A brief history of early hand wired Vox AC30 amps –
In 1959, under pressure from super popular UK group The Shadows who requested amplifiers with more power, Vox UK produced what was essentially a double-powered AC15 and named it the AC30.
The AC-30 tube amplifiers produced in the UK by JMI (Jennings Musical Instruments) from 1960 to 1969 were hand wired and featured point to point construction. These JMI amps also featured GZ34 tube rectifiers.
While the term “hand wiring” indicates the chassis components were manually inserted, wired and soldered, point to point construction adds yet another dimension. Point to point construction requires that every electrical junction in the amplifier be completed by the direct interconnection of the component leads or wires, way before the use of circuit boards.

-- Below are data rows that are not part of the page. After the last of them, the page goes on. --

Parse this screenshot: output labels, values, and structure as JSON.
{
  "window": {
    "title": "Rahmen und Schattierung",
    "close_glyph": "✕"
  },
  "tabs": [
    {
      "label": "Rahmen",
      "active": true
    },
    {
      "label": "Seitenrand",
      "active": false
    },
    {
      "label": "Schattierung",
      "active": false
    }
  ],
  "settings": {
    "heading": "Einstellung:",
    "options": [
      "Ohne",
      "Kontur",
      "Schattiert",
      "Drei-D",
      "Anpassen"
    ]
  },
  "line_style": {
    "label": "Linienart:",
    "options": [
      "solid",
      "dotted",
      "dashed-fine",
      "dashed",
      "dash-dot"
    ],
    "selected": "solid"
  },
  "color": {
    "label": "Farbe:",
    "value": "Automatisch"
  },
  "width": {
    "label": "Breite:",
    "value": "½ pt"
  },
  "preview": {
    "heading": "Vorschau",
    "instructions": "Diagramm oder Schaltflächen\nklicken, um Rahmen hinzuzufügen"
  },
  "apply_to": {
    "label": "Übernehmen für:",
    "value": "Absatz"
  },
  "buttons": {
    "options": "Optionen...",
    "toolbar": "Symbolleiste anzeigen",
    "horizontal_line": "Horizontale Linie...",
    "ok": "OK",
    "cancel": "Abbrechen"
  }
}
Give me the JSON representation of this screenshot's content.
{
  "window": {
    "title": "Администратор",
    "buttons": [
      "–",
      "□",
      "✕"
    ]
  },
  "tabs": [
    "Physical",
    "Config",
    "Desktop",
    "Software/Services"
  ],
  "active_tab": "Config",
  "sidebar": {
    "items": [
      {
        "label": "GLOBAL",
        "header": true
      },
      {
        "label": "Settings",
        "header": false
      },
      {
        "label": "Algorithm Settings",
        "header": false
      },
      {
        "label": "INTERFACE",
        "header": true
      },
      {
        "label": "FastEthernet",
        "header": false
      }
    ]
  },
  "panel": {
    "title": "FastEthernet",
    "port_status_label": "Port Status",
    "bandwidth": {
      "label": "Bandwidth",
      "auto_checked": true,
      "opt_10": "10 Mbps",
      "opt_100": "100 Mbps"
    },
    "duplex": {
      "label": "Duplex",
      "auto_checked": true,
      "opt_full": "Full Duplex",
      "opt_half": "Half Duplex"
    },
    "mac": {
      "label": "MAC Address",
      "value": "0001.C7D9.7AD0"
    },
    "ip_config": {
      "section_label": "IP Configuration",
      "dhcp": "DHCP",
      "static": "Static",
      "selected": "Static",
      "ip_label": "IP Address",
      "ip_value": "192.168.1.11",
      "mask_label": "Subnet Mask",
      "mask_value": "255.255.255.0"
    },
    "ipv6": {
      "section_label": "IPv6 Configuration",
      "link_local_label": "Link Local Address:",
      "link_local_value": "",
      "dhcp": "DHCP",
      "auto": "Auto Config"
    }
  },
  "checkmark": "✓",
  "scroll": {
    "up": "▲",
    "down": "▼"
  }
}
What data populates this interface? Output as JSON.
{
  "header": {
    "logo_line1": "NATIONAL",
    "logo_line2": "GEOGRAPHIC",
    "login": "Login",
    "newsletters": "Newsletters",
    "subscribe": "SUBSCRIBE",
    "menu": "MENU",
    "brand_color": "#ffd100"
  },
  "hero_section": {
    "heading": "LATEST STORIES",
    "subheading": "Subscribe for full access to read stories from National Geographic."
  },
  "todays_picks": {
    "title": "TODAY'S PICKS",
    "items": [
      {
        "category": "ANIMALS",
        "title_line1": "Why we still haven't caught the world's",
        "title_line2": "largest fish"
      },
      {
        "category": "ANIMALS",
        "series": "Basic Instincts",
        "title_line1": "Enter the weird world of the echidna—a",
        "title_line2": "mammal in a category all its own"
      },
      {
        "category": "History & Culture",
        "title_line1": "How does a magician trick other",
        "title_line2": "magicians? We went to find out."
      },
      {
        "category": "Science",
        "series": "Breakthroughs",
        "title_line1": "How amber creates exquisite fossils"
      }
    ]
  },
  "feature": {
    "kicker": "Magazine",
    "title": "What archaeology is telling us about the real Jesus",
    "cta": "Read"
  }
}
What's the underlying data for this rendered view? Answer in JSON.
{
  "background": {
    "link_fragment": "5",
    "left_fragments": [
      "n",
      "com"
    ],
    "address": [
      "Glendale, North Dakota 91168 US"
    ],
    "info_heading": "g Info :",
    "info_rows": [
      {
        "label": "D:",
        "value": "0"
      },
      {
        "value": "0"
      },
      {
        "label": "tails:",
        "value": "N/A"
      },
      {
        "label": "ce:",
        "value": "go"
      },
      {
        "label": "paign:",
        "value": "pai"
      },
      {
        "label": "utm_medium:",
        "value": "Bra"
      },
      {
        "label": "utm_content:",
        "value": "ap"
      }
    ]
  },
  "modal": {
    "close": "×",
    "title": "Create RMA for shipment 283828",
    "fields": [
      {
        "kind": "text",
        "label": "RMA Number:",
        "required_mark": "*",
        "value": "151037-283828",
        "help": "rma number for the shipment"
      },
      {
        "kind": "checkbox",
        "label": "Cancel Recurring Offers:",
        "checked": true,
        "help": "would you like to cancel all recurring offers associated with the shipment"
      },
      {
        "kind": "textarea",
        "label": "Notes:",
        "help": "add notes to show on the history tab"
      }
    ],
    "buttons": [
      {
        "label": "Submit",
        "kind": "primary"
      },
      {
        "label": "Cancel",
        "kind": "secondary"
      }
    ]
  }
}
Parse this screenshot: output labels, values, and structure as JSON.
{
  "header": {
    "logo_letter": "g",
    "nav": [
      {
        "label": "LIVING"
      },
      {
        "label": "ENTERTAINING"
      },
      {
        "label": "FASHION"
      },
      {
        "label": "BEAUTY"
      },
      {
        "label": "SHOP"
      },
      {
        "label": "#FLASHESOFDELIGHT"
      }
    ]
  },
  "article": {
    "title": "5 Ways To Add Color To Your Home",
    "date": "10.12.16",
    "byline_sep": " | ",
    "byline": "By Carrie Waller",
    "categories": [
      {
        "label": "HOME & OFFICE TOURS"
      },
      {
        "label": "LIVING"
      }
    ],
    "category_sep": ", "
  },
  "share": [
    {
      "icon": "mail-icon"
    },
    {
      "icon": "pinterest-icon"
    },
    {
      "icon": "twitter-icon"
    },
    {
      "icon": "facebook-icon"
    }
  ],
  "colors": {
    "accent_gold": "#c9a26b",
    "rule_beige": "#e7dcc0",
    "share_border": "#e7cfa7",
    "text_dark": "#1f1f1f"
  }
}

In addition to a GZ34 rectifier, the tube complement included three ECC83 (12AX7) preamp valves and a matched quad of EL-84 output tubes.
Early AC30s sound great in their own right, but the model evolved to its optimum form when the Top Boost tone stage was adopted—first as a back-to-factory add on in 1961, then as a standard model option in 1964. The Top Boost circuit adds another preamp tube to the signal chain, as well as a simple yet powerful EQ stage with treble and bass controls that are very interactive in use, upping the chime factor and adding a little grind when pushed hard.
With all of these elements under the hood, the AC30 combo was topped off by a pair of delectable Celestion G12 speakers, which translate everything from the amp’s sweet sparkle to its raw, singing lead tones as if they were born to do the job. Put it all together, and it’s a sound that has launched a thousand hits.
Once rock and roll emerged from the pubs of London to larger venues in the early to mid 1960s, the demand for the Vox AC30 skyrocketed, and it became the voice of British rock guitar long before the beginnings of Marshall.
The Shadows, The Beatles, The Kinks, The Yardbirds, The Rolling Stones, Pete Townshend, Rory Gallagher, Paul Wheller, Queen, Mike Campbell & Tom Petty, Peter Buck, Noel Gallagher, U2 and Radiohead are among the many artists who have used the iconic Vox AC30 in shaping their signature sound.
This particular amp is mighty original, as verified by respected Sydney guitar guru & amp tech Greg Fryer who has personally inspected this amp, inside & out. Greg actually worked with Brian May and Queen for some years, notably beefing up many AC30 reissues for the “We Will Rock You” stage show.
From popular reissue to favourite boutique-amp inspiration to pride of place on every modelling amp’s selection menu, the mid- ’60s Vox AC30 with Top Boost is one of the most copied, emulated, and reproduced amp designs ever created.
But this is not a reissue – it’s the real deal, a classic unmolested Vox AC30 Top Boost combo from 1965.
Greg Fryer visited PREMIER GUITARS showroom and we pulled this baby down, took a pile of photos of its innards, and verified that this original hand wired circuit is pretty much untouched. The original WIMA paper in oil caps are in place, as are the other Mullard mustard caps. The original Woden power and output transformers are there, along with its original Mullard GZ34 rectifier tube.
The output tubes are a set of four high quality and quite rare EL84s made by Hungarian outfit Tunsgram in the 1980s. The Brilliance pot has been replaced. Apart from that, this amp is about as original as you can get.
And does it sound good ? Why YES. All of that original circuitry feeds a pair of beautiful Vox branded Celestion G12L ceramic speakers, which are an integral part of the unique mid 60s AC30 equation.
This one plays loud if you want it, and sounds great at any level. It is in excellent original condition, and really quite amazing order for a 54 year old amp. The original dark grille cloth has faded to brown with a red tinge, with a couple of small holes at the left edge. There are a few minor nicks in the tolex covering here and there, but this one could almost be called in museum condition. Even the original, funky vibrato footswitch is present and accounted for.
You’d be hard pressed to find a better one from 1965.
This is a pro level amp in fabulous condition, which is also seriously collectible – put it to any test and you’ll get that killer, crunchy Brit sound that many have tried to emulate, but only VOX got completely right.
From Vox – http://www.voxshowroom.com/uk/amp/ac30_tb_hood.html